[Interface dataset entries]
____

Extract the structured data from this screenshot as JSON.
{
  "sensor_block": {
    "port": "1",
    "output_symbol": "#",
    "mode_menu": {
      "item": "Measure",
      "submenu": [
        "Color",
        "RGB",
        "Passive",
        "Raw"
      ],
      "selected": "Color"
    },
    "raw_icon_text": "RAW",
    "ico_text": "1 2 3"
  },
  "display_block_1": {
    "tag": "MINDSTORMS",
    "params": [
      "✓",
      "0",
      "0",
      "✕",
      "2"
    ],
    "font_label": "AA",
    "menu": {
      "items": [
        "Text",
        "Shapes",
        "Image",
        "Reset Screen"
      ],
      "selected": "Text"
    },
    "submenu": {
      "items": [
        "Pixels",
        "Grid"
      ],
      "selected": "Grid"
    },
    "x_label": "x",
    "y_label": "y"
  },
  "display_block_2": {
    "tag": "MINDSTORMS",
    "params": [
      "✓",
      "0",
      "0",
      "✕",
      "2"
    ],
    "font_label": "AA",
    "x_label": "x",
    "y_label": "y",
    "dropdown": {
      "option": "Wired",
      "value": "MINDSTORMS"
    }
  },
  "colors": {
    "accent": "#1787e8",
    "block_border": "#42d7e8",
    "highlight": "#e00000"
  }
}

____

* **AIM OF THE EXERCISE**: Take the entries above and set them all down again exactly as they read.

* **EXPECTED ANSWER**:
Extract the structured data from this screenshot as JSON.
{
  "sensor_block": {
    "port": "1",
    "output_symbol": "#",
    "mode_menu": {
      "item": "Measure",
      "submenu": [
        "Color",
        "RGB",
        "Passive",
        "Raw"
      ],
      "selected": "Color"
    },
    "raw_icon_text": "RAW",
    "ico_text": "1 2 3"
  },
  "display_block_1": {
    "tag": "MINDSTORMS",
    "params": [
      "✓",
      "0",
      "0",
      "✕",
      "2"
    ],
    "font_label": "AA",
    "menu": {
      "items": [
        "Text",
        "Shapes",
        "Image",
        "Reset Screen"
      ],
      "selected": "Text"
    },
    "submenu": {
      "items": [
        "Pixels",
        "Grid"
      ],
      "selected": "Grid"
    },
    "x_label": "x",
    "y_label": "y"
  },
  "display_block_2": {
    "tag": "MINDSTORMS",
    "params": [
      "✓",
      "0",
      "0",
      "✕",
      "2"
    ],
    "font_label": "AA",
    "x_label": "x",
    "y_label": "y",
    "dropdown": {
      "option": "Wired",
      "value": "MINDSTORMS"
    }
  },
  "colors": {
    "accent": "#1787e8",
    "block_border": "#42d7e8",
    "highlight": "#e00000"
  }
}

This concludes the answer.